If I had to choose one thing from the entire Torah that I would like to be able to do, of all the miracles, of all the signs and wonders, the one described in this week’s Torah portion would be it.
Imagine back with me to the scene. The mighty and evil King Balak has decided that the Israelites are too numerous and too dangerous to tolerate. Although they have done nothing, Balak is convinced that if left unchecked, they will overwhelm his empire. In a rage the powerful king calls for the prophet Balaam and orders him to swear a curse upon the Israelites, dooming them to destruction.
Curses, the ancients believed in them and the Torah is full of them. Disobey Torah and you were subject to one or more of the following: consumption, fever, inflammation, blight, and mildew. Your carcass would become bird food. You would suffer madness and blindness, constant abuse and robbery. Your wife would be raped, and your children sold into slavery. According to the Torah you could even be cursed with "hemorrhoids, boil-scars, and an itch from which you never recover!"
Curses might seem like primitive, naive nonsense to a lot of us. In fact, they comprise an entire genre of jokes. My two favorite Yiddish curses are: “May you be like a chandelier--hang by day and burn by night," and "May you grow so rich your widow's second husband never has to worry about making a living."
Sure we laugh at the idea of curses, but who doesn’t feel at least a little cursed right now? This week two temple families each suffered the death of an adult child and another with four millennial children lost their father. The governor just outlawed singing and chanting in houses of worship, effectively closing us down indefinitely (for good reason); there go the b’nei mitzvah and the weddings…again. Americans can’t find jobs, unemployment benefits are ending, ICUs are filling and there seems no end in sight. Covid-19 is winning; mocking the very notion of American exceptionalism on this Shabbat of Independence.
That’s why if I had only one miracle to choose from the entire Torah, I would choose the one that happens to Balaam when he opens his mouth to curse the ancient Israelites. As the Torah tells it, despite his intention to curse our ancestors, when he looks down upon them encamped in the desert he says “Mah tovu--how good,” how good these people are, this community of God dwelling in the desert. Balaam’s curse becomes a blessing, and that just might be the single most important lesson the Torah ever comes to teach us about life; that we can turn our curses, our sorrows, and the ache of being human--into a blessing.

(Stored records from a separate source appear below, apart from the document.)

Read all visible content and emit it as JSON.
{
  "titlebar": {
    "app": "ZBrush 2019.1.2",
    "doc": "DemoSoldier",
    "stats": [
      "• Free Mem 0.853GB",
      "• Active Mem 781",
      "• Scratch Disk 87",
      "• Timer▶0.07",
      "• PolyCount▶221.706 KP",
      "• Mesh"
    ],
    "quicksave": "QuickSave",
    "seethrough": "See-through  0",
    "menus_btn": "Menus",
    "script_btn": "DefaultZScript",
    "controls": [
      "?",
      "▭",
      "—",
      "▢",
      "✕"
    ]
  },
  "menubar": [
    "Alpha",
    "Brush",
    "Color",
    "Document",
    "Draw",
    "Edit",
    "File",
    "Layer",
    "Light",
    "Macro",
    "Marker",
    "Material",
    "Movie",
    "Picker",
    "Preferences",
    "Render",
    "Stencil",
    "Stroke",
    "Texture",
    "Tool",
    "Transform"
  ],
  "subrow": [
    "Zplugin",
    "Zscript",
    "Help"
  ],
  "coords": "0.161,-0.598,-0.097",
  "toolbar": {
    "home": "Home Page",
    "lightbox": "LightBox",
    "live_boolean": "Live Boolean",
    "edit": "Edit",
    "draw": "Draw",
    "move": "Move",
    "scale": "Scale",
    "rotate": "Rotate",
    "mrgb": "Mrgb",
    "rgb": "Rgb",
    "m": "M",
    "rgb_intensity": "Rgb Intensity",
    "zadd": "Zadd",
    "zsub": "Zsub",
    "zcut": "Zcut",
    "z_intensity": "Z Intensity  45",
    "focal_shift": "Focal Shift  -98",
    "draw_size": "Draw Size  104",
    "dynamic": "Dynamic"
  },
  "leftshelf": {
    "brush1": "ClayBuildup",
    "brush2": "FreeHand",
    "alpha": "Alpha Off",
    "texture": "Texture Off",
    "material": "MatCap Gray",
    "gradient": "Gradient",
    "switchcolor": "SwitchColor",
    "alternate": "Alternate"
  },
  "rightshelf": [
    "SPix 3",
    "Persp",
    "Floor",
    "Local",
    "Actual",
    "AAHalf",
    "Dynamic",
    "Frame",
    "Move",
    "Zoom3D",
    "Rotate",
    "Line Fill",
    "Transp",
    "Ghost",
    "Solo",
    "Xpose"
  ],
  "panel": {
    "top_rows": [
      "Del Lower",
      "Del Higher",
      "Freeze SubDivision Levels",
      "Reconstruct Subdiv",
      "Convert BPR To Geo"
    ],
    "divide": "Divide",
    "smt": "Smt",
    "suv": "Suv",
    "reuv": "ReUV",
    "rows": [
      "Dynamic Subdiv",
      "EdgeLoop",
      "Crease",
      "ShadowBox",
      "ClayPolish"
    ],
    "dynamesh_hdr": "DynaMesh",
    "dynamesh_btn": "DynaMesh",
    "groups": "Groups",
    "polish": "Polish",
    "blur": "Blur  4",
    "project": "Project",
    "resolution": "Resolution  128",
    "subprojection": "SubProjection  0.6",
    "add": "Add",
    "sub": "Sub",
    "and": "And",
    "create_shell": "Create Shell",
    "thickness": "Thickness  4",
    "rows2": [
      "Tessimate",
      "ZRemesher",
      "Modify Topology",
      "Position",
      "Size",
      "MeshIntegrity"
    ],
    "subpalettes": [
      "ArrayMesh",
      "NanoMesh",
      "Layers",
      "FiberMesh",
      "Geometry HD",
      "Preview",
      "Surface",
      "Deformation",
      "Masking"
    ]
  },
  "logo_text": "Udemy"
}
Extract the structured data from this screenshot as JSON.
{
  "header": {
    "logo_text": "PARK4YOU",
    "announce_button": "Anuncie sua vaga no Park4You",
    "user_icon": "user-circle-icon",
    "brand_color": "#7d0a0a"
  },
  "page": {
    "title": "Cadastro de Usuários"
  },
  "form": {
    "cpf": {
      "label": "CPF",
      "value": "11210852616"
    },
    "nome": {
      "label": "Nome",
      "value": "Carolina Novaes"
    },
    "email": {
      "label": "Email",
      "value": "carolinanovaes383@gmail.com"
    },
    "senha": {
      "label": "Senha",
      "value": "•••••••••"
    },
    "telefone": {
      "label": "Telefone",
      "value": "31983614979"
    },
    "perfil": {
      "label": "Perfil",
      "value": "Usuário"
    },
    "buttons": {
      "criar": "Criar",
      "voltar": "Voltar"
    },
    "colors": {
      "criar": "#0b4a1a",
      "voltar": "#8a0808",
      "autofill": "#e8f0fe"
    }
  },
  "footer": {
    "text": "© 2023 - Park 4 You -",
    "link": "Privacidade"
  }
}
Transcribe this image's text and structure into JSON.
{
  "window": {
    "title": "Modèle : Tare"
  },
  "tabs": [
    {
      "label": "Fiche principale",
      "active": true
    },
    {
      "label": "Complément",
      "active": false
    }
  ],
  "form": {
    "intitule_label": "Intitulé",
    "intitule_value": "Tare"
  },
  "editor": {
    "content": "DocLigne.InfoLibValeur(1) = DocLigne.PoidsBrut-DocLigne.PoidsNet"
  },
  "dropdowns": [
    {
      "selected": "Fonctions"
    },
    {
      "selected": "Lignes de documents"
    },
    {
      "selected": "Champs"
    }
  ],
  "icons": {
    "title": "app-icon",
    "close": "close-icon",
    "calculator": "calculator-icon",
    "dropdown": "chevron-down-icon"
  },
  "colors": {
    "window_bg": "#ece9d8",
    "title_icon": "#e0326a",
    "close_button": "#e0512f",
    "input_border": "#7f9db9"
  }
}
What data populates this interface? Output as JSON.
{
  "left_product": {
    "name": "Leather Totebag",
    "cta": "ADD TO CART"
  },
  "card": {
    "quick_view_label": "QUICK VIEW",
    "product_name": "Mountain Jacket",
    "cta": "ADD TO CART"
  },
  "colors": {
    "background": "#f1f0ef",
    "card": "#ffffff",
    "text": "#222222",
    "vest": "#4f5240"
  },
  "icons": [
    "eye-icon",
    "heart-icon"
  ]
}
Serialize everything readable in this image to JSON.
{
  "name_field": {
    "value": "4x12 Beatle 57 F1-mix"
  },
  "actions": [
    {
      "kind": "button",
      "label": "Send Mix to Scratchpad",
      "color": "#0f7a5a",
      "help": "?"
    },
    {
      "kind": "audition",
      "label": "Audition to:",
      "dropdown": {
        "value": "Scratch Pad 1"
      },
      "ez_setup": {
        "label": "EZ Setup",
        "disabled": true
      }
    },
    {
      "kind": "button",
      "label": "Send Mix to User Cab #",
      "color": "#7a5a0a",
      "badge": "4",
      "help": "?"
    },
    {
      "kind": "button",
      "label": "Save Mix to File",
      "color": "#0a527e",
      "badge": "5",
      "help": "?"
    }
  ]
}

The real tragedy of life is not that we suffer pain and disappointment, but that we sometimes fail to transform that suffering into a blessing. So let us turn the pain of quarantine into the blessing of time alone and together with the ones we love most; to sit in quietude, to speak deeply of things, to imagine a better day, to light Shabbat candles tonight and relish their glow. To rediscover the old fashioned pleasure of a front yard chat with a neighbor, a home-cooked meal, a stroll down the street. Let the economic pause be a chance to consider a new path, a new way, an old friend who might be able to help. Let each morning give us pause and reason to pray, to exercise our body and our spirit; each afternoon the chance to read, to grow, to zoom, and to laugh with family from afar and friends from long ago. Let us savor the time with our adult children who otherwise would not be with us and the new babies who otherwise would have been left at home with another while we trudged to the office in traffic.
Trouble is neutral. It can do almost anything to us. It can make us bitter and resentful. It can make us hard and cruel. It can plunge us into despair and futility or it can ennoble us and enable us to examine our lives and seek a peace that has been so elusive for so long.
If we have one miracle to make our own, one strength to choose--let it be the strength to turn curses into blessings, to learn joy from sadness, and life from death. Let it be the strength of Balaam and our Torah, calling out across a thousand generations in the face of what it means to be human and proclaiming in spite of our sadness, because of our sadness: “Mah tovu--how good,” how very good our lives can be.
Love and Shabbat shalom,